Dimensions: 40 x 43 inches (approximate measurement)
Recipe: Baby Puff Afghan by Hooker Leo
Hook: US J/10 – 6.0 mm
Yarn A: Unknown; Color: White
Yarn B: Pop’n Yarn; Yarn Color: 107 Primrose
Yarn C: Red Heart Classic; Yarn Color: 597 Light Lavender
Yarn D: Red Heart Classic; Yarn Color: 818 Blue Jewel
Yard E: Red Heart Classic; Yarn Color: 246 Sea Coral
Yarn G: Red Heart Super Saver; Yarn Color: Petal Pink
Yarn H: Unknown; Color: Pink
Yarn I: Unknown; Color: Yellow
Yarn J: Red Heart Super Saver; Yarn Color:  Frosty Green
Yarn K: Lion Brand Sayelle; Yarn Color:  184 Peach

Afghan Price: USD $50.00 + applicable shipping

Formerly known as the Weird Science Afghan because it was made from scrap yarn and because it was the reincarnation of the blanket in the third picture.
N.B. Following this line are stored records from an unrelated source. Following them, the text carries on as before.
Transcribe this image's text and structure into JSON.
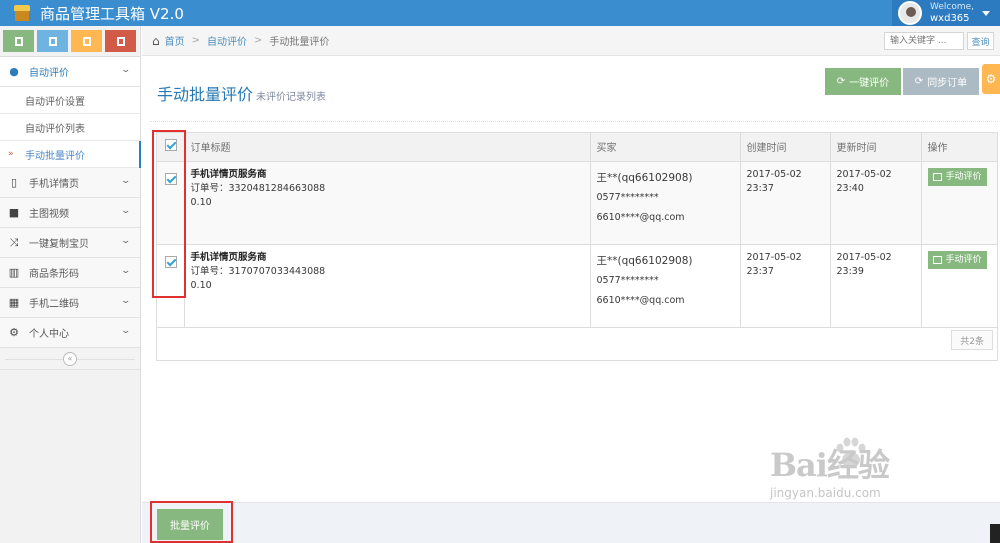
{
  "app": {
    "title": "商品管理工具箱 V2.0"
  },
  "user": {
    "greeting": "Welcome,",
    "name": "wxd365"
  },
  "shortcuts": [
    "shortcut-1",
    "shortcut-2",
    "shortcut-3",
    "shortcut-4"
  ],
  "sidebar": {
    "items": [
      {
        "label": "自动评价",
        "icon": "chat-bubble-icon",
        "open": true,
        "children": [
          "自动评价设置",
          "自动评价列表",
          "手动批量评价"
        ]
      },
      {
        "label": "手机详情页",
        "icon": "tablet-icon"
      },
      {
        "label": "主图视频",
        "icon": "video-camera-icon"
      },
      {
        "label": "一键复制宝贝",
        "icon": "shuffle-icon"
      },
      {
        "label": "商品条形码",
        "icon": "barcode-icon"
      },
      {
        "label": "手机二维码",
        "icon": "qrcode-icon"
      },
      {
        "label": "个人中心",
        "icon": "gear-icon"
      }
    ],
    "collapse": "«"
  },
  "breadcrumb": {
    "home": "首页",
    "parent": "自动评价",
    "current": "手动批量评价"
  },
  "search": {
    "placeholder": "输入关键字 ...",
    "button": "查询"
  },
  "page": {
    "title": "手动批量评价",
    "subtitle": "未评价记录列表"
  },
  "toolbar": {
    "onekey": "一键评价",
    "sync": "同步订单"
  },
  "table": {
    "headers": [
      "订单标题",
      "买家",
      "创建时间",
      "更新时间",
      "操作"
    ],
    "rows": [
      {
        "title": "手机详情页服务商",
        "order": "订单号：3320481284663088",
        "amount": "0.10",
        "buyer": "王**(qq66102908)",
        "phone": "0577********",
        "email": "6610****@qq.com",
        "created_date": "2017-05-02",
        "created_time": "23:37",
        "updated_date": "2017-05-02",
        "updated_time": "23:40",
        "action": "手动评价",
        "checked": true
      },
      {
        "title": "手机详情页服务商",
        "order": "订单号：3170707033443088",
        "amount": "0.10",
        "buyer": "王**(qq66102908)",
        "phone": "0577********",
        "email": "6610****@qq.com",
        "created_date": "2017-05-02",
        "created_time": "23:37",
        "updated_date": "2017-05-02",
        "updated_time": "23:39",
        "action": "手动评价",
        "checked": true
      }
    ],
    "total": "共2条"
  },
  "footer": {
    "batch_button": "批量评价"
  },
  "watermark": {
    "brand": "Bai经验",
    "url": "jingyan.baidu.com"
  },
  "colors": {
    "navbar": "#3a8ed0",
    "green_button": "#87b87f",
    "gray_button": "#abbac3",
    "orange": "#ffb752",
    "highlight": "#e03030"
  }
}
Cindy had received the blanket from someone as a donation to the El Segundo Slipt Stitchers baby shower if someone could fix it (indicated by arrows in picture 3) — or is it El Segundo Sliptstitchers? Question submitted to the guild. I told Cindy that I loved the stitch and would try to deconstruct it and recreate the afghan. Someone indicated that Victoria could figure it out. Sure enough, she got it during the meeting and showed me. I fine tuned the first row and was able to create a straight edge around the perimeter of the afghan; the original had an uneven border.
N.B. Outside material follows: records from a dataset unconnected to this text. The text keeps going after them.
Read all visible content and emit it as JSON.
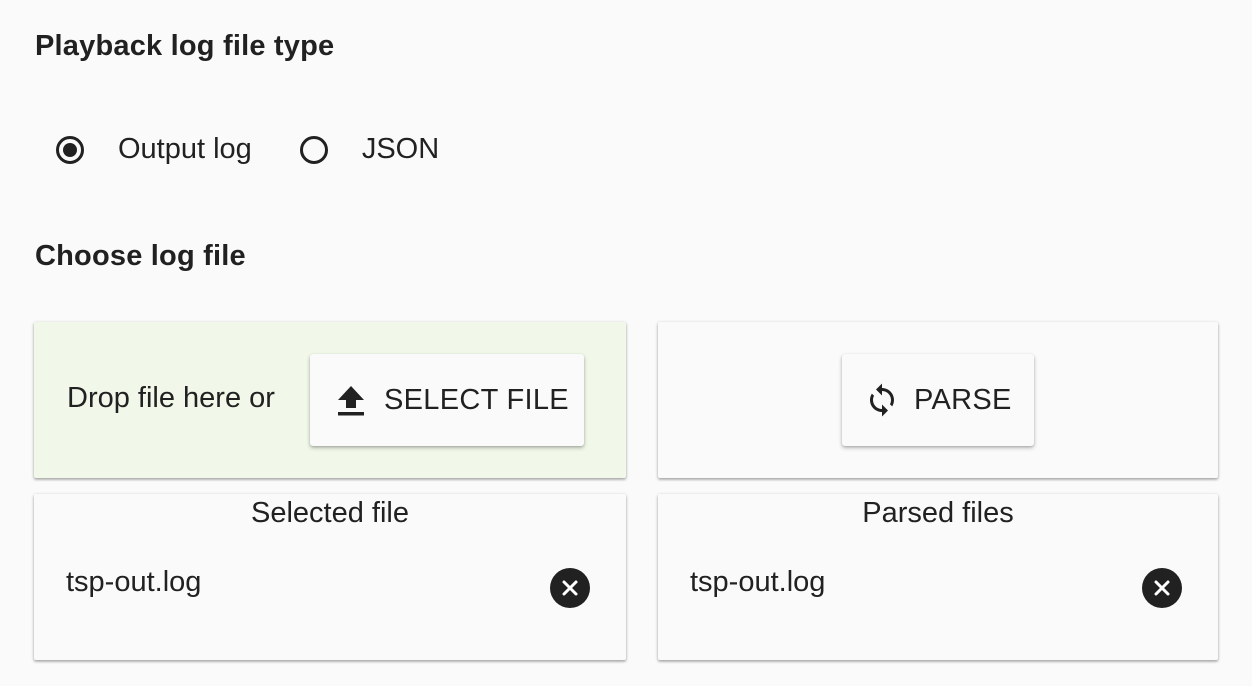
{
  "playback_type": {
    "title": "Playback log file type",
    "options": [
      {
        "label": "Output log",
        "selected": true
      },
      {
        "label": "JSON",
        "selected": false
      }
    ]
  },
  "choose": {
    "title": "Choose log file",
    "drop_text": "Drop file here or",
    "select_button": {
      "label": "SELECT FILE",
      "icon": "upload-icon"
    },
    "parse_button": {
      "label": "PARSE",
      "icon": "refresh-icon"
    },
    "drop_zone_color": "#f1f8e9"
  },
  "selected": {
    "header": "Selected file",
    "files": [
      "tsp-out.log"
    ]
  },
  "parsed": {
    "header": "Parsed files",
    "files": [
      "tsp-out.log"
    ]
  }
}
If you’d like to make this lovely textured baby afghan, you will find the pattern below or you can download a pdf. I used about 7 ounces of each color pictured, for a total of about 49 ounces. While the pattern is free; the afghan is not. Please email your price inquiries.

PATTERN

Loosely chain multiples of 3 + 1 to desired width

Row 1
3 Dc in fourth chain from hook, * skip two chs and sc in third, chain two [1 dc], 3dc in same sc. * Repeat from * to * to last ch, sc, ch2, turn.

Row 2
3Dc in sc, * sc in next sc, ch 2, 3 dc in same sc. * Repeat from * to * to end. sc in top of fourth dc [sc + 2ch].

Repeat Row 2 to desired length. If continuing with edging, turn.

EDGING: Because of last turn you are now working on the reverse side.

Row 1

Last Row Edge
3Sc in final sc. * Skip dc, sc in next dc, skip dc, sc in between last 2 dc [sc +2 ch and dc], dc in next sc * Repeat from * to * to last sc. Skip next dc, sc in next dc, skip next dc.

Side 1
3 Sc in dc space [sc +2ch]. * sc in next sc, 2 sc in next dc space. * Repeat from * to last dc space.

Beginning Row Edge
3 Sc in sc. 2 Sc in dc space [sc +2ch], * sc in sc, 2 sc in dc space. * Repeat from * to last dc space.

Side 2
3 Sc in sc.  2 Sc in dc space [sc +2ch], * sc in sc, 2 sc in dc space. * Repeat from * to last dc space.

Row 2

 Crab stitch in every sc.

2014-04-21 Addendum: View updated post: Baby Puff Afghan: New & Improved for updated recipe, which has been reviewed and updated!